§ Exercise instructions
Check each line of the material. Copy those containing "always".

§ Available data

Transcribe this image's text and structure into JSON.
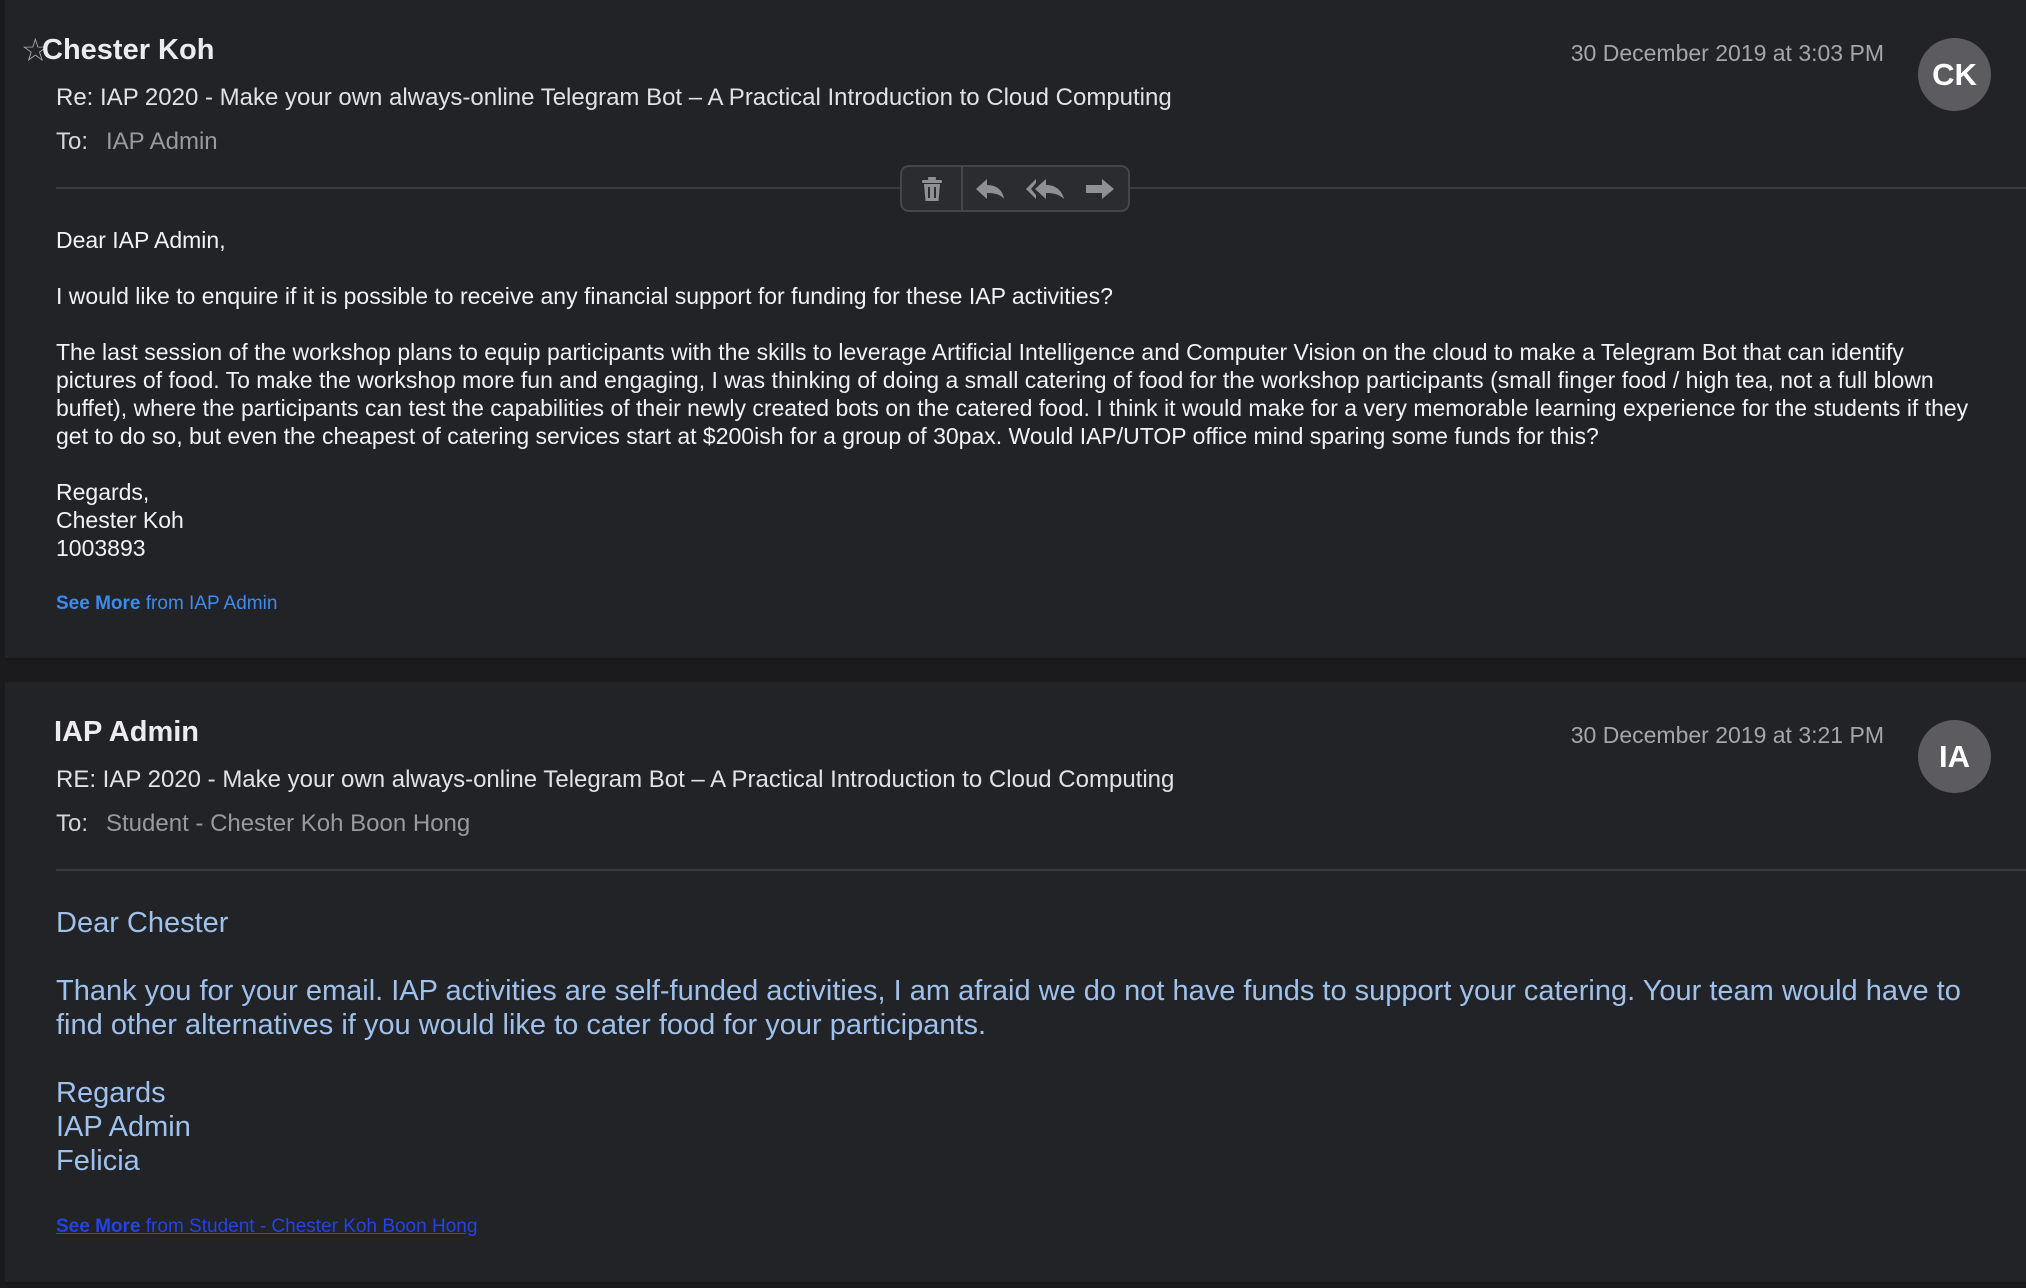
{
  "messages": [
    {
      "sender": "Chester Koh",
      "date": "30 December 2019 at 3:03 PM",
      "avatar_initials": "CK",
      "subject": "Re: IAP 2020 - Make your own always-online Telegram Bot – A Practical Introduction to Cloud Computing",
      "to_label": "To:",
      "to_value": "IAP Admin",
      "body": [
        "Dear IAP Admin,",
        "I would like to enquire if it is possible to receive any financial support for funding for these IAP activities?",
        "The last session of the workshop plans to equip participants with the skills to leverage Artificial Intelligence and Computer Vision on the cloud to make a Telegram Bot that can identify pictures of food. To make the workshop more fun and engaging, I was thinking of doing a small catering of food for the workshop participants (small finger food / high tea, not a full blown buffet), where the participants can test the capabilities of their newly created bots on the catered food. I think it would make for a very memorable learning experience for the students if they get to do so, but even the cheapest of catering services start at $200ish for a group of 30pax. Would IAP/UTOP office mind sparing some funds for this?",
        "Regards,",
        "Chester Koh",
        "1003893"
      ],
      "see_more": "See More",
      "see_more_from": "from IAP Admin"
    },
    {
      "sender": "IAP Admin",
      "date": "30 December 2019 at 3:21 PM",
      "avatar_initials": "IA",
      "subject": "RE: IAP 2020 - Make your own always-online Telegram Bot – A Practical Introduction to Cloud Computing",
      "to_label": "To:",
      "to_value": "Student - Chester Koh Boon Hong",
      "body": [
        "Dear Chester",
        "Thank you for your email. IAP activities are self-funded activities, I am afraid we do not have funds to support your catering. Your team would have to find other alternatives if you would like to cater food for your participants.",
        "Regards",
        "IAP Admin",
        "Felicia"
      ],
      "see_more": "See More",
      "see_more_from": "from Student - Chester Koh Boon Hong"
    }
  ],
  "toolbar": {
    "icons": [
      "trash-icon",
      "reply-icon",
      "reply-all-icon",
      "forward-icon"
    ]
  },
  "colors": {
    "background": "#222326",
    "body_text": "#f2f2f4",
    "reply_text": "#9ec1ed",
    "link": "#3b8cf0",
    "visited_link": "#2243e8"
  }
}
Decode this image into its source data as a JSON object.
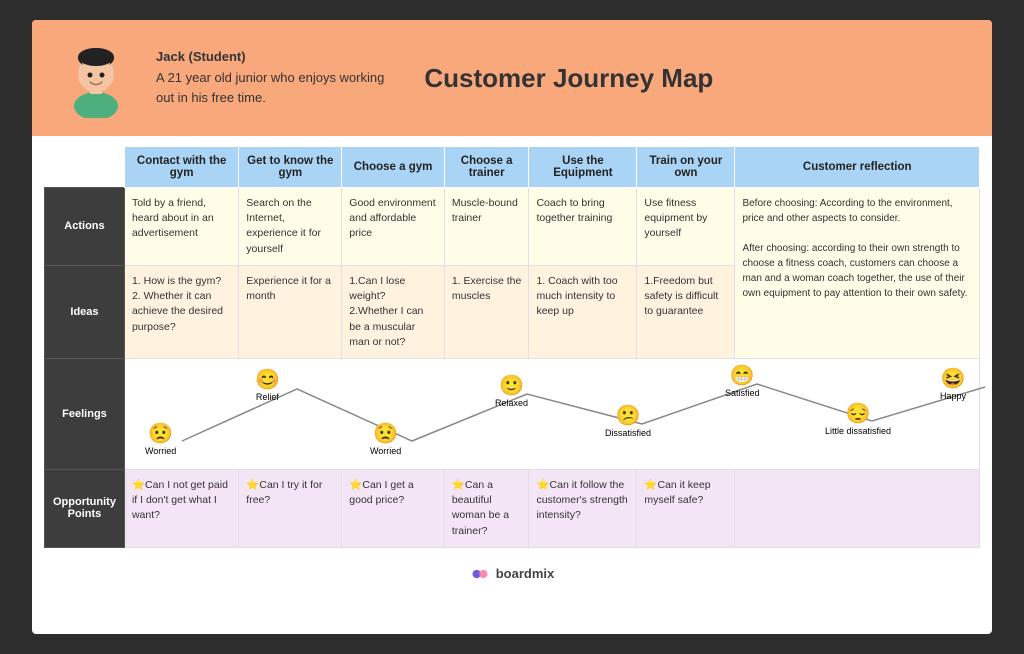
{
  "header": {
    "persona_name": "Jack (Student)",
    "persona_desc": "A 21 year old junior who enjoys working\nout in his free time.",
    "map_title": "Customer Journey Map"
  },
  "columns": [
    "Contact with the gym",
    "Get to know the gym",
    "Choose a gym",
    "Choose a trainer",
    "Use the Equipment",
    "Train on your own",
    "Customer reflection"
  ],
  "rows": {
    "actions": {
      "label": "Actions",
      "cells": [
        "Told by a friend, heard about in an advertisement",
        "Search on the Internet, experience it for yourself",
        "Good environment and affordable price",
        "Muscle-bound trainer",
        "Coach to bring together training",
        "Use fitness equipment by yourself",
        "Before choosing: According to the environment, price and other aspects to consider.\n\nAfter choosing: according to their own strength to choose a fitness coach, customers can choose a man and a woman coach together, the use of their own equipment to pay attention to their own safety."
      ]
    },
    "ideas": {
      "label": "Ideas",
      "cells": [
        "1. How is the gym?\n2. Whether it can achieve the desired purpose?",
        "Experience it for a month",
        "1.Can I lose weight?\n2.Whether I can be a muscular man or not?",
        "1. Exercise the muscles",
        "1. Coach with too much intensity to keep up",
        "1.Freedom but safety is difficult to guarantee",
        ""
      ]
    },
    "feelings": {
      "label": "Feelings",
      "items": [
        {
          "emoji": "😟",
          "label": "Worried",
          "level": 4
        },
        {
          "emoji": "😊",
          "label": "Relief",
          "level": 2
        },
        {
          "emoji": "😟",
          "label": "Worried",
          "level": 4
        },
        {
          "emoji": "🙂",
          "label": "Relaxed",
          "level": 2
        },
        {
          "emoji": "😕",
          "label": "Dissatisfied",
          "level": 3
        },
        {
          "emoji": "😁",
          "label": "Satisfied",
          "level": 1
        },
        {
          "emoji": "😔",
          "label": "Little dissatisfied",
          "level": 3
        },
        {
          "emoji": "😆",
          "label": "Happy",
          "level": 1
        }
      ]
    },
    "opportunity": {
      "label": "Opportunity Points",
      "cells": [
        "⭐Can I not get paid if I don't get what I want?",
        "⭐Can I try it for free?",
        "⭐Can I get a good price?",
        "⭐Can a beautiful woman be a trainer?",
        "⭐Can it follow the customer's strength intensity?",
        "⭐Can it keep myself safe?",
        ""
      ]
    }
  },
  "footer": {
    "brand": "boardmix"
  }
}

§ Task result
      "subject": "Re: IAP 2020 - Make your own always-online Telegram Bot – A Practical Introduction to Cloud Computing",
      "subject": "RE: IAP 2020 - Make your own always-online Telegram Bot – A Practical Introduction to Cloud Computing",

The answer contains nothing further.